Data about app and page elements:

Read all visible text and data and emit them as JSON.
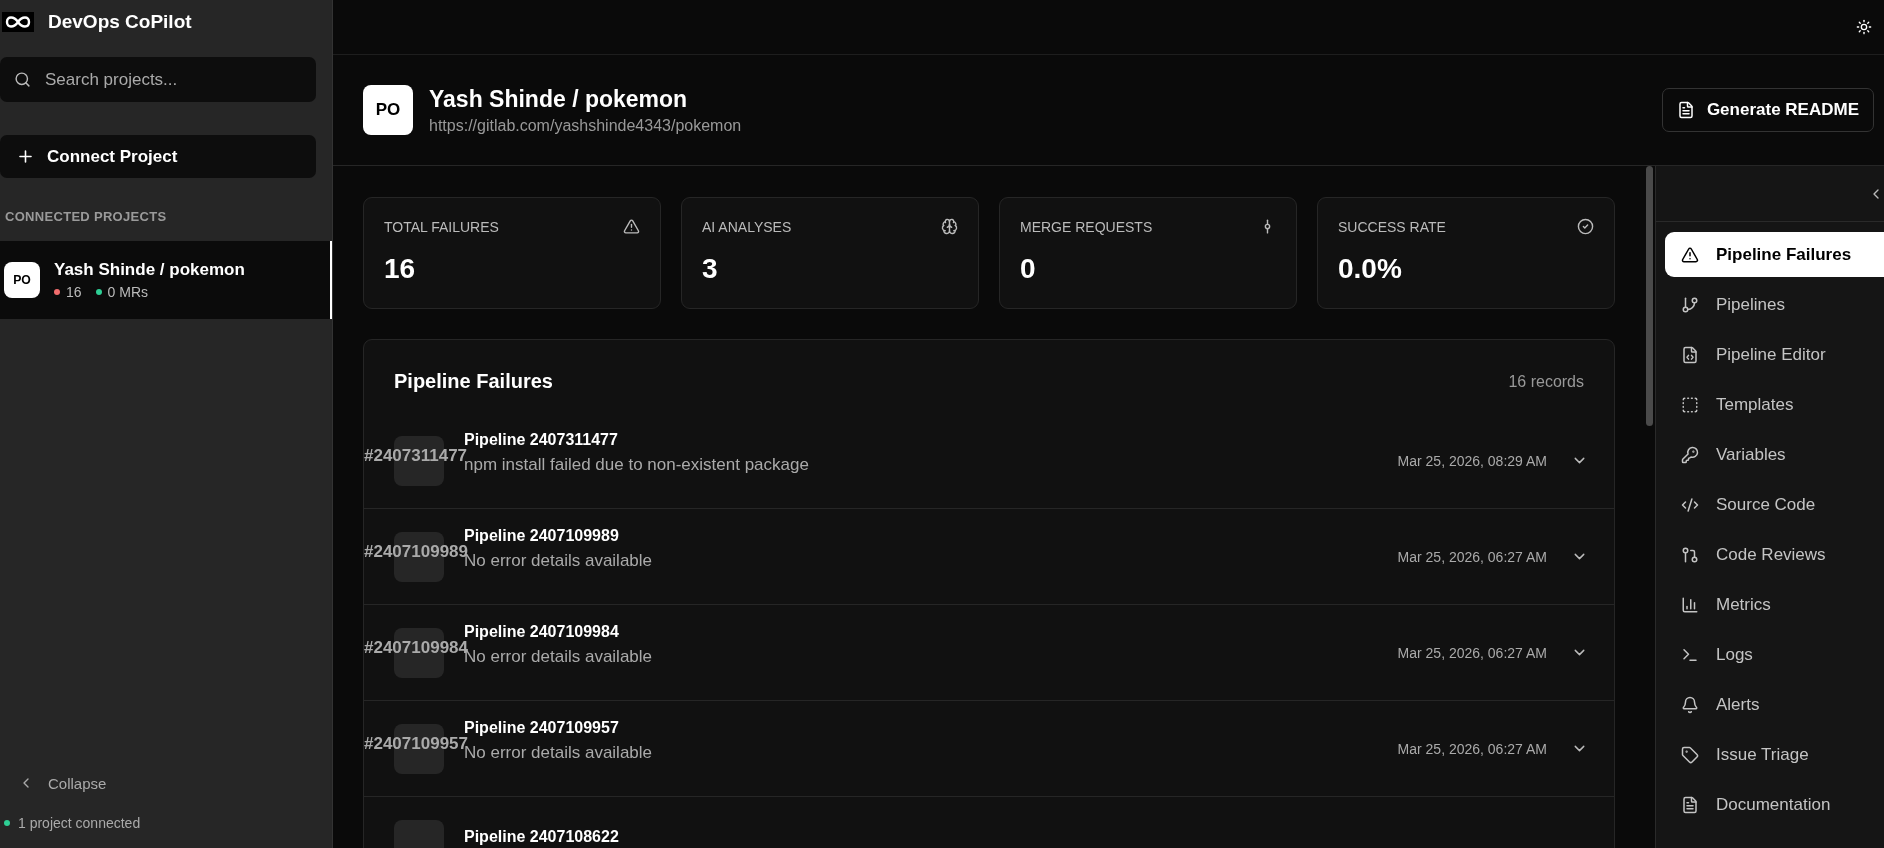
{
  "app": {
    "name": "DevOps CoPilot"
  },
  "sidebar": {
    "search": {
      "placeholder": "Search projects..."
    },
    "connect_button": "Connect Project",
    "section_title": "CONNECTED PROJECTS",
    "projects": [
      {
        "initials": "PO",
        "name": "Yash Shinde / pokemon",
        "selected": true,
        "stats": [
          {
            "text": "16",
            "color": "#f26d6d"
          },
          {
            "text": "0 MRs",
            "color": "#2ecf95"
          }
        ]
      }
    ],
    "collapse": "Collapse",
    "footer": "1 project connected"
  },
  "header": {
    "initials": "PO",
    "title": "Yash Shinde / pokemon",
    "url": "https://gitlab.com/yashshinde4343/pokemon",
    "button": "Generate README"
  },
  "stats": [
    {
      "label": "TOTAL FAILURES",
      "value": "16"
    },
    {
      "label": "AI ANALYSES",
      "value": "3"
    },
    {
      "label": "MERGE REQUESTS",
      "value": "0"
    },
    {
      "label": "SUCCESS RATE",
      "value": "0.0%"
    }
  ],
  "failures": {
    "title": "Pipeline Failures",
    "count": "16 records",
    "rows": [
      {
        "id": "#2407311477",
        "title": "Pipeline 2407311477",
        "message": "npm install failed due to non-existent package",
        "date": "Mar 25, 2026, 08:29 AM"
      },
      {
        "id": "#2407109989",
        "title": "Pipeline 2407109989",
        "message": "No error details available",
        "date": "Mar 25, 2026, 06:27 AM"
      },
      {
        "id": "#2407109984",
        "title": "Pipeline 2407109984",
        "message": "No error details available",
        "date": "Mar 25, 2026, 06:27 AM"
      },
      {
        "id": "#2407109957",
        "title": "Pipeline 2407109957",
        "message": "No error details available",
        "date": "Mar 25, 2026, 06:27 AM"
      },
      {
        "title": "Pipeline 2407108622"
      }
    ]
  },
  "nav": [
    {
      "label": "Pipeline Failures",
      "selected": true
    },
    {
      "label": "Pipelines",
      "selected": false
    },
    {
      "label": "Pipeline Editor",
      "selected": false
    },
    {
      "label": "Templates",
      "selected": false
    },
    {
      "label": "Variables",
      "selected": false
    },
    {
      "label": "Source Code",
      "selected": false
    },
    {
      "label": "Code Reviews",
      "selected": false
    },
    {
      "label": "Metrics",
      "selected": false
    },
    {
      "label": "Logs",
      "selected": false
    },
    {
      "label": "Alerts",
      "selected": false
    },
    {
      "label": "Issue Triage",
      "selected": false
    },
    {
      "label": "Documentation",
      "selected": false
    }
  ]
}
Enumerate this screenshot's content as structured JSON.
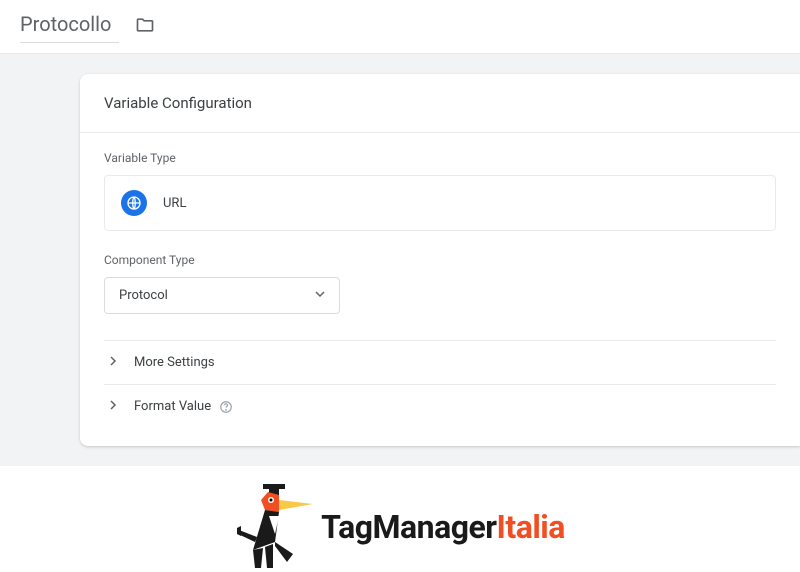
{
  "header": {
    "title": "Protocollo"
  },
  "card": {
    "heading": "Variable Configuration",
    "variableTypeLabel": "Variable Type",
    "variableTypeName": "URL",
    "componentTypeLabel": "Component Type",
    "componentTypeValue": "Protocol",
    "moreSettings": "More Settings",
    "formatValue": "Format Value"
  },
  "logo": {
    "part1": "TagManager",
    "part2": "Italia"
  }
}
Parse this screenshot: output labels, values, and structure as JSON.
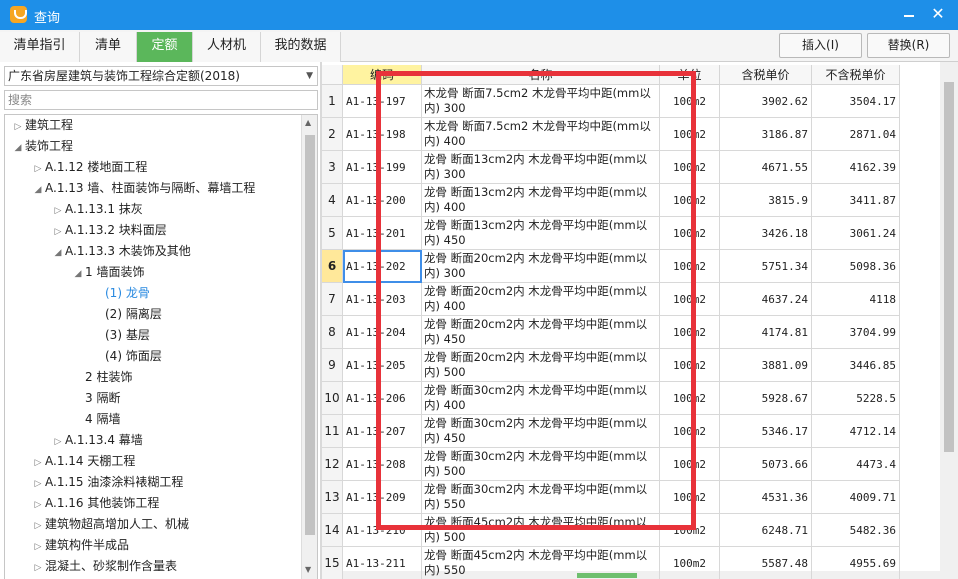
{
  "window": {
    "title": "查询",
    "minimize": "—",
    "close": "✕"
  },
  "tabs": [
    {
      "label": "清单指引"
    },
    {
      "label": "清单"
    },
    {
      "label": "定额"
    },
    {
      "label": "人材机"
    },
    {
      "label": "我的数据"
    }
  ],
  "buttons": {
    "insert": "插入(I)",
    "replace": "替换(R)"
  },
  "left": {
    "library": "广东省房屋建筑与装饰工程综合定额(2018)",
    "search_placeholder": "搜索",
    "tree": [
      {
        "label": "建筑工程",
        "toggle": "▷"
      },
      {
        "label": "装饰工程",
        "toggle": "◢"
      },
      {
        "label": "A.1.12 楼地面工程",
        "toggle": "▷"
      },
      {
        "label": "A.1.13 墙、柱面装饰与隔断、幕墙工程",
        "toggle": "◢"
      },
      {
        "label": "A.1.13.1 抹灰",
        "toggle": "▷"
      },
      {
        "label": "A.1.13.2 块料面层",
        "toggle": "▷"
      },
      {
        "label": "A.1.13.3 木装饰及其他",
        "toggle": "◢"
      },
      {
        "label": "1 墙面装饰",
        "toggle": "◢"
      },
      {
        "label": "(1) 龙骨",
        "toggle": ""
      },
      {
        "label": "(2) 隔离层",
        "toggle": ""
      },
      {
        "label": "(3) 基层",
        "toggle": ""
      },
      {
        "label": "(4) 饰面层",
        "toggle": ""
      },
      {
        "label": "2 柱装饰",
        "toggle": ""
      },
      {
        "label": "3 隔断",
        "toggle": ""
      },
      {
        "label": "4 隔墙",
        "toggle": ""
      },
      {
        "label": "A.1.13.4 幕墙",
        "toggle": "▷"
      },
      {
        "label": "A.1.14 天棚工程",
        "toggle": "▷"
      },
      {
        "label": "A.1.15 油漆涂料裱糊工程",
        "toggle": "▷"
      },
      {
        "label": "A.1.16 其他装饰工程",
        "toggle": "▷"
      },
      {
        "label": "建筑物超高增加人工、机械",
        "toggle": "▷"
      },
      {
        "label": "建筑构件半成品",
        "toggle": "▷"
      },
      {
        "label": "混凝土、砂浆制作含量表",
        "toggle": "▷"
      }
    ]
  },
  "grid": {
    "headers": {
      "num": "",
      "code": "编码",
      "name": "名称",
      "unit": "单位",
      "tax": "含税单价",
      "notax": "不含税单价"
    },
    "rows": [
      {
        "num": "1",
        "code": "A1-13-197",
        "name": "木龙骨 断面7.5cm2 木龙骨平均中距(mm以内) 300",
        "unit": "100m2",
        "tax": "3902.62",
        "notax": "3504.17"
      },
      {
        "num": "2",
        "code": "A1-13-198",
        "name": "木龙骨 断面7.5cm2 木龙骨平均中距(mm以内) 400",
        "unit": "100m2",
        "tax": "3186.87",
        "notax": "2871.04"
      },
      {
        "num": "3",
        "code": "A1-13-199",
        "name": "龙骨 断面13cm2内 木龙骨平均中距(mm以内) 300",
        "unit": "100m2",
        "tax": "4671.55",
        "notax": "4162.39"
      },
      {
        "num": "4",
        "code": "A1-13-200",
        "name": "龙骨 断面13cm2内 木龙骨平均中距(mm以内) 400",
        "unit": "100m2",
        "tax": "3815.9",
        "notax": "3411.87"
      },
      {
        "num": "5",
        "code": "A1-13-201",
        "name": "龙骨 断面13cm2内 木龙骨平均中距(mm以内) 450",
        "unit": "100m2",
        "tax": "3426.18",
        "notax": "3061.24"
      },
      {
        "num": "6",
        "code": "A1-13-202",
        "name": "龙骨 断面20cm2内 木龙骨平均中距(mm以内) 300",
        "unit": "100m2",
        "tax": "5751.34",
        "notax": "5098.36"
      },
      {
        "num": "7",
        "code": "A1-13-203",
        "name": "龙骨 断面20cm2内 木龙骨平均中距(mm以内) 400",
        "unit": "100m2",
        "tax": "4637.24",
        "notax": "4118"
      },
      {
        "num": "8",
        "code": "A1-13-204",
        "name": "龙骨 断面20cm2内 木龙骨平均中距(mm以内) 450",
        "unit": "100m2",
        "tax": "4174.81",
        "notax": "3704.99"
      },
      {
        "num": "9",
        "code": "A1-13-205",
        "name": "龙骨 断面20cm2内 木龙骨平均中距(mm以内) 500",
        "unit": "100m2",
        "tax": "3881.09",
        "notax": "3446.85"
      },
      {
        "num": "10",
        "code": "A1-13-206",
        "name": "龙骨 断面30cm2内 木龙骨平均中距(mm以内) 400",
        "unit": "100m2",
        "tax": "5928.67",
        "notax": "5228.5"
      },
      {
        "num": "11",
        "code": "A1-13-207",
        "name": "龙骨 断面30cm2内 木龙骨平均中距(mm以内) 450",
        "unit": "100m2",
        "tax": "5346.17",
        "notax": "4712.14"
      },
      {
        "num": "12",
        "code": "A1-13-208",
        "name": "龙骨 断面30cm2内 木龙骨平均中距(mm以内) 500",
        "unit": "100m2",
        "tax": "5073.66",
        "notax": "4473.4"
      },
      {
        "num": "13",
        "code": "A1-13-209",
        "name": "龙骨 断面30cm2内 木龙骨平均中距(mm以内) 550",
        "unit": "100m2",
        "tax": "4531.36",
        "notax": "4009.71"
      },
      {
        "num": "14",
        "code": "A1-13-210",
        "name": "龙骨 断面45cm2内 木龙骨平均中距(mm以内) 500",
        "unit": "100m2",
        "tax": "6248.71",
        "notax": "5482.36"
      },
      {
        "num": "15",
        "code": "A1-13-211",
        "name": "龙骨 断面45cm2内 木龙骨平均中距(mm以内) 550",
        "unit": "100m2",
        "tax": "5587.48",
        "notax": "4955.69"
      }
    ]
  },
  "colors": {
    "titlebar": "#1e8fe8",
    "active_tab": "#5bb75b",
    "highlight_box": "#e8323a",
    "tree_selected": "#2a8ae0"
  }
}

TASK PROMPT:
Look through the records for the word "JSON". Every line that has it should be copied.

REPLY:
Read all visible text and data and emit them as JSON.
Enumerate this screenshot's content as structured JSON.
Parse this screenshot: output labels, values, and structure as JSON.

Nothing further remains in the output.